*DIRECTIONS*
Provide only the number of lines in the records below that include "value".

Data records for software interfaces
════

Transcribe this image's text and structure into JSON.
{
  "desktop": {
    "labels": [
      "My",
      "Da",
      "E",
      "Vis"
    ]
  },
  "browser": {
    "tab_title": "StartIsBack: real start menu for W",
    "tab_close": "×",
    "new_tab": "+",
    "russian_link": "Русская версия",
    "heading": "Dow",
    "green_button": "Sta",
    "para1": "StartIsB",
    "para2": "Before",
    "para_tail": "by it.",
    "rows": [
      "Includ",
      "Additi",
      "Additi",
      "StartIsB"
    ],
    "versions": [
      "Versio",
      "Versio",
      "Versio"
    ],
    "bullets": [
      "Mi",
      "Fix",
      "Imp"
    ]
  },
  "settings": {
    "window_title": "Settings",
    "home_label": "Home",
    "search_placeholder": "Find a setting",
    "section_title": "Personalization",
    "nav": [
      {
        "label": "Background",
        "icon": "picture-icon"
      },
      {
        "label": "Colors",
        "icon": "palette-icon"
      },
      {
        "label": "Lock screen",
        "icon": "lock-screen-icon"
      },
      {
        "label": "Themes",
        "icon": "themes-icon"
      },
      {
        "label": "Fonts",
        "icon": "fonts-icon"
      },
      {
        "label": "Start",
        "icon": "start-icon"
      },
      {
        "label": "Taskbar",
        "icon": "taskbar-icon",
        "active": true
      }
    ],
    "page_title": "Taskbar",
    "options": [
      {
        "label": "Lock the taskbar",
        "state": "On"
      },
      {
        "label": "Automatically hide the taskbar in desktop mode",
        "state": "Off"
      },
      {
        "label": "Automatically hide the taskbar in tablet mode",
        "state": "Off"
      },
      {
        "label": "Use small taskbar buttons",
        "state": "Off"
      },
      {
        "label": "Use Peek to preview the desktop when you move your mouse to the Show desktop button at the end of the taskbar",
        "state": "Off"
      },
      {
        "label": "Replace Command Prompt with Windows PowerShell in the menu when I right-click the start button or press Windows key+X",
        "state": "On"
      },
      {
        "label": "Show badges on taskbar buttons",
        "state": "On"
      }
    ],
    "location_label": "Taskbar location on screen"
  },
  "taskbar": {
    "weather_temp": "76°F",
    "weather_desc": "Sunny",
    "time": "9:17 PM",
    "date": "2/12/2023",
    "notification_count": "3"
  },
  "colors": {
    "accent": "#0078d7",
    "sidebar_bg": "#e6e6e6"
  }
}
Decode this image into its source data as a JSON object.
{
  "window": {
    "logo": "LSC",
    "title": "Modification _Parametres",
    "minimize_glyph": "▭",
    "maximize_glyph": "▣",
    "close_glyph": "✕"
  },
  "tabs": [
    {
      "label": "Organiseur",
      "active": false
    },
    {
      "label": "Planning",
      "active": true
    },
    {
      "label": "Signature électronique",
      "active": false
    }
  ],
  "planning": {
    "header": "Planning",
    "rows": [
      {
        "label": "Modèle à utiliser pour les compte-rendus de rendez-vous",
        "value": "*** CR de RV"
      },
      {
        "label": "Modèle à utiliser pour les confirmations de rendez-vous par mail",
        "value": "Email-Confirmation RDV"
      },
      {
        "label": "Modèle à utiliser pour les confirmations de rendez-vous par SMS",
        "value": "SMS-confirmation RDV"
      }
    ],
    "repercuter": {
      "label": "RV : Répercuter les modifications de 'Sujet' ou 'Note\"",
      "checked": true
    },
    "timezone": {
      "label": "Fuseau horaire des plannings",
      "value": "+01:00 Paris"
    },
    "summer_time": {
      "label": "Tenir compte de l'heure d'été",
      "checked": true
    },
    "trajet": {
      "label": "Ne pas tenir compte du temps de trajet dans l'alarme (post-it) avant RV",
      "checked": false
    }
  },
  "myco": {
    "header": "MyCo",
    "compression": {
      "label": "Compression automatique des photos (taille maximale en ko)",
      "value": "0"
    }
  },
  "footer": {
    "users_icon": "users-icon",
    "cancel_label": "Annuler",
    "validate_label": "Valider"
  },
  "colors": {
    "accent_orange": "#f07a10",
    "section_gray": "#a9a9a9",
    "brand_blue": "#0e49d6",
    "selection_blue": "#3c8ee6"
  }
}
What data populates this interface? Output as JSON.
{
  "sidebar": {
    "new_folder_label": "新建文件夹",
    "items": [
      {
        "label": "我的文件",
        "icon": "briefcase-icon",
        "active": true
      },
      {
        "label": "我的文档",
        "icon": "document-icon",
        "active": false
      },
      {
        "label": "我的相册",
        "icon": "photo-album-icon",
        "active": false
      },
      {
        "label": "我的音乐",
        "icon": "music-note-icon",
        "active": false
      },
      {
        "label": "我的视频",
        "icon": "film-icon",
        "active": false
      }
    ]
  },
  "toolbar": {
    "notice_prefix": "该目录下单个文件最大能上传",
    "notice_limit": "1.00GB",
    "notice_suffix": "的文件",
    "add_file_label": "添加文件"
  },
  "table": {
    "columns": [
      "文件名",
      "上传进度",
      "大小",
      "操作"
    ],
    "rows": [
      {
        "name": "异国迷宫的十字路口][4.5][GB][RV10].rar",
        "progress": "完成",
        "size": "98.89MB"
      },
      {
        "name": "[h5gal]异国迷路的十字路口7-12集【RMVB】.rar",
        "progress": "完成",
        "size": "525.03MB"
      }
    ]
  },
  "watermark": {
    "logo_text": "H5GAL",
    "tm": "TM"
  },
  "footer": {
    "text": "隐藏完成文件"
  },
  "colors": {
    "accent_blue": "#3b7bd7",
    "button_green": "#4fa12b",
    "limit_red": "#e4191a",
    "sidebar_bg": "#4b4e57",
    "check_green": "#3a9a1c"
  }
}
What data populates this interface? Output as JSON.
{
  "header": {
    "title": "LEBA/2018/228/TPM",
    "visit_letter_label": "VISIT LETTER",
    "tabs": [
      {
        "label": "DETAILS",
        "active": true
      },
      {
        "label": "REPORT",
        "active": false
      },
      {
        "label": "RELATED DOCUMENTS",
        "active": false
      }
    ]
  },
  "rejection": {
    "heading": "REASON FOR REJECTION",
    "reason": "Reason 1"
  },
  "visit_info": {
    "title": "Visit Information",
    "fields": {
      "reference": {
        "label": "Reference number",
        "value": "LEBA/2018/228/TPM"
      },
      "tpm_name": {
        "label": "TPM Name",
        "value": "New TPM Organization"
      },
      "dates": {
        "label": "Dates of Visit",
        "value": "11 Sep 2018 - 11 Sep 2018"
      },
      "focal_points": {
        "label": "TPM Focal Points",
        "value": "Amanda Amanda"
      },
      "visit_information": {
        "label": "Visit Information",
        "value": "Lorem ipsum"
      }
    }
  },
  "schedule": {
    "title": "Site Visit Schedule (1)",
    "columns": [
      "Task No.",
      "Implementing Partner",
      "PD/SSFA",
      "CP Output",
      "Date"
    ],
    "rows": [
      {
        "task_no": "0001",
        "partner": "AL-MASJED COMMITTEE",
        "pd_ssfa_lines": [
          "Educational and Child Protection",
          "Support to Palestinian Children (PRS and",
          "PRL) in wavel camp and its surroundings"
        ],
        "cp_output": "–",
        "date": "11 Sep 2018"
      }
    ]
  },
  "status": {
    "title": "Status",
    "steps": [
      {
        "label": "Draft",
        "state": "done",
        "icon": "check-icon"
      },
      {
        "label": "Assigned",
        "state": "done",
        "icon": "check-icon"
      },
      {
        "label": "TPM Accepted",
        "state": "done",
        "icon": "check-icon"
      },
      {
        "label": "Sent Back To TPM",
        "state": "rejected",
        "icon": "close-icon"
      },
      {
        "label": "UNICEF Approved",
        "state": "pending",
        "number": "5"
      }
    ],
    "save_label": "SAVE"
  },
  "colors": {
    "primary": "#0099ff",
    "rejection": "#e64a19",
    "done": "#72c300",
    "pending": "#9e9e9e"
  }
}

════

*OUTPUT FOR THIS TASK*
10